» Task brief
What is needed is an exact copy of the entries, with the pictures excluded.

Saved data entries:
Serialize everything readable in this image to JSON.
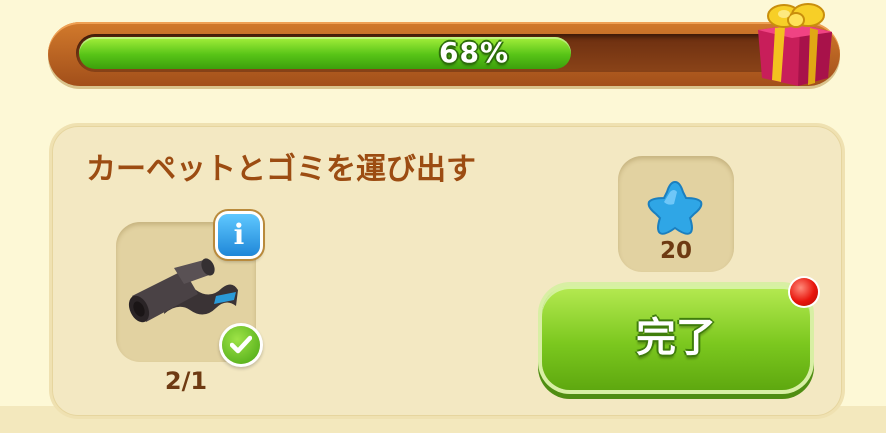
{
  "progress": {
    "percent_label": "68%",
    "value": 0.68
  },
  "gift": {
    "icon": "gift-box-icon"
  },
  "quest": {
    "title": "カーペットとゴミを運び出す",
    "item": {
      "icon": "carpet-roll-icon",
      "count_label": "2/1",
      "info_icon": "info-icon",
      "info_label": "i",
      "status_icon": "checkmark-icon"
    },
    "reward": {
      "icon": "blue-star-icon",
      "amount": "20"
    },
    "complete_button": {
      "label": "完了",
      "notification": true
    }
  },
  "colors": {
    "progress_fill": "#58c417",
    "frame": "#a24f1a",
    "title_text": "#9c4c12",
    "button_green": "#7cc81f",
    "notification_red": "#e8150c",
    "star_blue": "#2fa6e6"
  }
}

» Written answer
Serialize everything readable in this image to JSON.
{
  "progress": {
    "percent_label": "68%",
    "value": 0.68
  },
  "gift": {
    "icon": "gift-box-icon"
  },
  "quest": {
    "title": "カーペットとゴミを運び出す",
    "item": {
      "icon": "carpet-roll-icon",
      "count_label": "2/1",
      "info_icon": "info-icon",
      "info_label": "i",
      "status_icon": "checkmark-icon"
    },
    "reward": {
      "icon": "blue-star-icon",
      "amount": "20"
    },
    "complete_button": {
      "label": "完了",
      "notification": true
    }
  },
  "colors": {
    "progress_fill": "#58c417",
    "frame": "#a24f1a",
    "title_text": "#9c4c12",
    "button_green": "#7cc81f",
    "notification_red": "#e8150c",
    "star_blue": "#2fa6e6"
  }
}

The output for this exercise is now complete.